Well, it seems we have another “winner” in the online health care credit card scam business. Advertising at Weather Channel websites online and using the clever website address, www.beautyuser.com, the company advertising a trio of anti-aging creams designed to rid your face of wrinkles such as crow’s feet, has come up with a new “wrinkle,” when it comes to online credit card scams. By now, the modus operandi of these unknown companies marketing miracle health care remedies for obesity and wrinkled skin is fairly common: offer a free trial in which you have ten or fourteen days, in this case fourteen (14), to try out a product, charge a fairly innocuous shipping and handling charge of about $5.95 or less, and make certain that the shipping and handling charge fetches the customer’s credit card number. Once the credit card number is obtained and the free trial period expires, the scammers start charging the customer for the product under the “contract” that the free trial recipient has established by way of furnishing their credit card, and challenge the customer to put a stop to the ongoing monthly charges, in this case, $99.95 a month, after an initial 14-day trial period expires.

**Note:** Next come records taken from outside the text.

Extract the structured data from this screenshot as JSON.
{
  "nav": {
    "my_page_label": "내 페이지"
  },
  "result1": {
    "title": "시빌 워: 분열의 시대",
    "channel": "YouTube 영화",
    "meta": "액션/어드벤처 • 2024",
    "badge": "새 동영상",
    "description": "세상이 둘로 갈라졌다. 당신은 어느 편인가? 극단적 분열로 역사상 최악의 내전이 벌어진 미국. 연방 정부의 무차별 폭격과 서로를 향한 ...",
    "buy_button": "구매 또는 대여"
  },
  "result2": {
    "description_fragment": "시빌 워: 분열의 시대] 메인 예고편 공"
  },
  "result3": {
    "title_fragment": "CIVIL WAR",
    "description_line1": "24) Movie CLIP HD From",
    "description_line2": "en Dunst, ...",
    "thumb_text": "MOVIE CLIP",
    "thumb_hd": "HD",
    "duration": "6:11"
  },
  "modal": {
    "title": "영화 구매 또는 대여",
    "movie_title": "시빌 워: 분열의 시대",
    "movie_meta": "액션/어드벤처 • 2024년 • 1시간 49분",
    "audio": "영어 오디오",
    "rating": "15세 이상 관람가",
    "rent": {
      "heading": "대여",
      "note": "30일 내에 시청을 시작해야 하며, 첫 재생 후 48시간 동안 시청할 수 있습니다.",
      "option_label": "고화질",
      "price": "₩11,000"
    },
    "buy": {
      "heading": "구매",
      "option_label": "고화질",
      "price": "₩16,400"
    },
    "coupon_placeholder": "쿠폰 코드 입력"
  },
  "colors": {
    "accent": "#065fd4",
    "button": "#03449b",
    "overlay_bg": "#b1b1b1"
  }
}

The new “wrinkle” or twist in this scam involves “three choices” the customer can make to deal with wrinkled skin: (1) A $5.95 “free trial” offer of a product called Dermitage, (2) a $5.95 “free trial” offer of a product called Kumaara, or (3) an upfront $125.00 purchase of an Elizabeth Arden product known as Prevage.
The first question you should ask yourself if you’re serious about pursuing an anti-aging cream, is why you should pay a recurring “$99.95 per month charge for either Dermitage or Kumaara to an online company out of Ontario, Canada, when you can get the same products at www.amazon.com for about half the cost! While prices on these types of products are subject to change, the current prices listed at Amazon.com had Dermitage Anti-Aging Skin Care products listed for just “$49.95.” As for Kumaara, it was listed for just “$18.00” for a product known as “Luminizing Eye Treatment,” a picture of which was featured at the Beautyuser.com scam site and matched at the Amazon.com site. Assuming these are good anti-aging skin products, and my complaint is not directed toward the products, it would seem that Beautyuser.com is grossly overcharging for these skin care products at the very least. As for the Elizabeth Arden Prevage product, it appears to be priced correctly at $125 and had a comparable price at Amazon.com. The advertisement by Beautyuser.com, however, strongly urged you to buy either Dermitage or Kumaara. Under the pitch for Prevage, the ad says, “At the steep $125 price point for 1.7oz, we feel the previous products above offer much more and are a better value,” the previous products being Dermitage or Kumaara. A comparison of the “ingredients” of each of these beauty products is made at the top and makes it look like a consumer would be wasting their money buying the more costly Prevage product.